Duluth's top Catholic official continues to maintain the same secrecy about accused priests that long has plagued the church. As a result, some parishioners are misinformed and feel betrayed while some alleged victims feel discouraged and intimidated.
After months of inquiry, the Catholic Diocese of Duluth said Fr. William Graham was "credibly accused" of abusing a child ("Diocese names two Duluth priests as 'credibly accused,'" Aug. 6).
It's true a jury made a puzzling ruling in this case, finding for both the accused and the accuser ("Split verdict in Duluth priest's suit against accuser," Aug. 25). But it's also true that Duluth Diocese Bishop Paul Sirba, who could have shed much light on the situation, did not testify.
Regardless, some churchgoers continue to defend Fr. Graham. I certainly understand their feelings.

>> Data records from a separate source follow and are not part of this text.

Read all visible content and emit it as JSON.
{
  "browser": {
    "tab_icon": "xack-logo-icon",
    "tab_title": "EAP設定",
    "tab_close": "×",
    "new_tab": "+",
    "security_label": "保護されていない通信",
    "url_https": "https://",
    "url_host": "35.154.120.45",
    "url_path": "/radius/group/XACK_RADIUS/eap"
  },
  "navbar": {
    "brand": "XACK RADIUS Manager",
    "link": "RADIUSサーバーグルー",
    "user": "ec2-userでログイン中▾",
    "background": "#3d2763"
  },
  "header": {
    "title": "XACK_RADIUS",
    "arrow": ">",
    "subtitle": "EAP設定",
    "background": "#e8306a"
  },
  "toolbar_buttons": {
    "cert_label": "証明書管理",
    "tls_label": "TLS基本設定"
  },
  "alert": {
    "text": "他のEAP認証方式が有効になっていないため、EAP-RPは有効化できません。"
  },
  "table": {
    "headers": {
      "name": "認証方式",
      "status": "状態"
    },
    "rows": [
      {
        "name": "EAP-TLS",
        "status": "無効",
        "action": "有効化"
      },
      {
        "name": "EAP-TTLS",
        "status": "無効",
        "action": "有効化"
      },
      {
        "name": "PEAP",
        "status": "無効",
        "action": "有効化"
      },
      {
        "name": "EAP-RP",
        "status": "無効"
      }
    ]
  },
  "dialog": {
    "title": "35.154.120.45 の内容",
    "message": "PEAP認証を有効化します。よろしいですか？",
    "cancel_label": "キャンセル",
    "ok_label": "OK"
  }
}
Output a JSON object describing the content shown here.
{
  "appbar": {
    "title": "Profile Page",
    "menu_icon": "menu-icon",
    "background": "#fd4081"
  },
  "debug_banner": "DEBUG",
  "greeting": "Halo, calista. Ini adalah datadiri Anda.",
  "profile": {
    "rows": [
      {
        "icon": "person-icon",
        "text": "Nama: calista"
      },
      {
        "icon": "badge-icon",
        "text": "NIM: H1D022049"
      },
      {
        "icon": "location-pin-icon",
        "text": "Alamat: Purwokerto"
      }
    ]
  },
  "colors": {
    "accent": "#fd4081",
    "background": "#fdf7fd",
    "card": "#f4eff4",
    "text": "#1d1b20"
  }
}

One of my brothers this month was listed as a former priest credibly accused of sexual abuse in Missouri.
What should happen now with regard to Fr. Graham? The bishop should make public his file on Graham and the names of his review board. He repeatedly has pledged to be transparent in such matters. He should meet with and take questions from parishioners. And he should insist they stop making public comments that criticize Graham's accuser. Such callousness makes the church more dangerous by deterring others from speaking up who see, suspect, or suffer misdeeds.
Duluth-area Catholics also can take five minutes to read a document on the website SNAPnetwork.org called "What to do when your priest is accused."
By showing leadership, disclosing facts, and educating his flock, Bishop Sirba can and should help all sides become more healed and all children become more secure.
St. Louis, Mo.
The writer is the former director of SNAP, or the Survivors Network of those Abused by Priests. He was molested as a child by a priest.